Hello and welcome to Fairy Tale Friday. Are you sitting comfortably? Good. Then I’ll begin.
This week we look at an early animated film version of Cinderella. It was produced by the Laugh-O-Gram Studio which played an important role in early animation. It was started by none other than Walt Disney himself and many of the early pioneers of animation got there start there. In 1921, Walt Disney contracted Milton Feld to animated twelve cartoons. Of the twelve, seven were retellings of fairy tales. Of the original seven fairy tales only four survive--Little Red Riding Hood (1922), The Four Musicians of Bremen (1922), Puss in Boots (1922) and Cinderella (1922).
This film bears all the hallmarks of early cartoons—bouncy animation and flickery camera work. It tells an interesting story. It also contains some helpful speech bubbles as well as title cards to help you understand the upcoming scene.
Cinderella has but one friend, her cat, who is seen in the opening shot helping her dry the dishes which in my opinion is unhygienic. She lives with her lazy, homely stepsisters who are seen slobbing about, reading magazines and eating bonbons.
Then we see the prince whom the caption describes as a wonderful fellow. Which he is not because he is seen on horseback with a rifle chasing a bear and shooting it in the butt repeatedly. Then it gets even more bizarre. We happen upon what can only be described as a bear jamboree where bears play jazz and do the Charleston. All the bears are having a whale of a good time until the prince arrives. He chases them into a cave where he massacres every bear at the party which I think is meant to be funny, but just made me angry. A wonderful fellow, my ass.

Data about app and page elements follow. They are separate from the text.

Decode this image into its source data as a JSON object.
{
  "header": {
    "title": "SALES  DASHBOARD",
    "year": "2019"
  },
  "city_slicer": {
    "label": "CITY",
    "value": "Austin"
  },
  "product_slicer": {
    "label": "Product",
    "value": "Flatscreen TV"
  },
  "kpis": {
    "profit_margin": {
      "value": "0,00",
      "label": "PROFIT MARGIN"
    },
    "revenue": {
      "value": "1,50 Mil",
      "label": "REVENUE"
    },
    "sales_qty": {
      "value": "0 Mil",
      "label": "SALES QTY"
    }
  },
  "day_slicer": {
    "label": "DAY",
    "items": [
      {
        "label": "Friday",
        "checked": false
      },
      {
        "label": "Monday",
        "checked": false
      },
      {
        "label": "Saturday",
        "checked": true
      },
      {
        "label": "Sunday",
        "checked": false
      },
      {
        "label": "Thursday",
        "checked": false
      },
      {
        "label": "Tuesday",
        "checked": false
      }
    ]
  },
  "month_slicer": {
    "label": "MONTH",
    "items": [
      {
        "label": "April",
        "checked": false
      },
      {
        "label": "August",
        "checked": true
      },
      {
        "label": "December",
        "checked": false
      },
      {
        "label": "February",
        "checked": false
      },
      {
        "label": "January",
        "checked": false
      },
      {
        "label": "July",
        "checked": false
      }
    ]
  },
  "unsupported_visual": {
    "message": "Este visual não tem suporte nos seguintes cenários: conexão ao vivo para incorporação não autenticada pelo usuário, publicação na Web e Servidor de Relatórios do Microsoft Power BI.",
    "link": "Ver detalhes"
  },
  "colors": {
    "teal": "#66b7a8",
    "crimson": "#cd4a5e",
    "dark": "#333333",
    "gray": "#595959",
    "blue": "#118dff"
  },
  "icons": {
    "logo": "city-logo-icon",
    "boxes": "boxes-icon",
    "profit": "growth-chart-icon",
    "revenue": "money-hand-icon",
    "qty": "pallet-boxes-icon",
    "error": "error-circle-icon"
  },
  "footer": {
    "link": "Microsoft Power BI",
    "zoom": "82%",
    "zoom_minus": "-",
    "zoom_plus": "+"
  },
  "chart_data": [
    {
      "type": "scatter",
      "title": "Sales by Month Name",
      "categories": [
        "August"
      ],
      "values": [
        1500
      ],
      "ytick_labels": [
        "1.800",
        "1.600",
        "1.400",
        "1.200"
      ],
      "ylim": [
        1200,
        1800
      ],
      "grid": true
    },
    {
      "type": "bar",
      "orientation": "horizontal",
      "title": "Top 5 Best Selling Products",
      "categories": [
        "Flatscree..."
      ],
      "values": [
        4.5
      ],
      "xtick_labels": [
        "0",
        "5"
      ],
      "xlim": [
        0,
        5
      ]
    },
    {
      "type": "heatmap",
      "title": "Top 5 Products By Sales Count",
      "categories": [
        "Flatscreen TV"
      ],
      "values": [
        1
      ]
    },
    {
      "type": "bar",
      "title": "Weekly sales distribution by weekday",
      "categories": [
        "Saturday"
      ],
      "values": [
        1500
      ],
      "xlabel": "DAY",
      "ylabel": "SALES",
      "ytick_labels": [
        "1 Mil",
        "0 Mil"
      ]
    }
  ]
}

Then we see an invitation to the ball bearing the curious date of “Tuesday, Friday the 13th.” The prince has his dog deliver all the invitations on a scooter (seriously, I am not making this up.) The dog gets into a wreck (dogs should not be allowed to drive a scooter!) and is seen all bandaged up with a crutch. Some well-meaning idiot asks, “Are you hurt?” to which the dog rolls his eyes and smacks the man over the head with the crutch. Now that was funny.
The fairy godmother changes her gown into a typical flapper outfit (it is the 1920’s after all) and gives her a snazzy Model T motor car to go in as a carriage. Her cat is the driver of the car (what is it about this film that lets pets dive vehicles?) They arrive at the ball and it is love at first sight not only for her and the prince but for the cat and the dog. Together each couple cuts a rug until the dreaded midnight curfew. Interestingly, the clock shows you 10:00, 11:00 and midnight which is helpful to see the passage of time. Most stories seem to have her arrive, have one dance to fall in love and then it is time to high-tail it out of there.
She runs away and loses a shoe and then it gets weird. The next day the prince follows what he thinks are her footprints. He and the dog crawl along the street looking at the shoe prints with a magnifying glass, but alas! It is not her footprints, but rather a surly ducky wearing shoes. I told you it got weird.
We see the two stepsisters and Cinderella sitting outside under a tree when the prince and his dog approach. Her cat immediately pulls the dog behind the tree to make out while the prince tries the shoe on everyone. After the second sister tries it on, he turns around and exclaims, “Ah! You!” and everyone (the cat and the dog, the prince and the Cindergirl) live happily ever after.
You can watch it here:
That’s all for this week. Stay tuned next week for a Betty Boop Cinderella.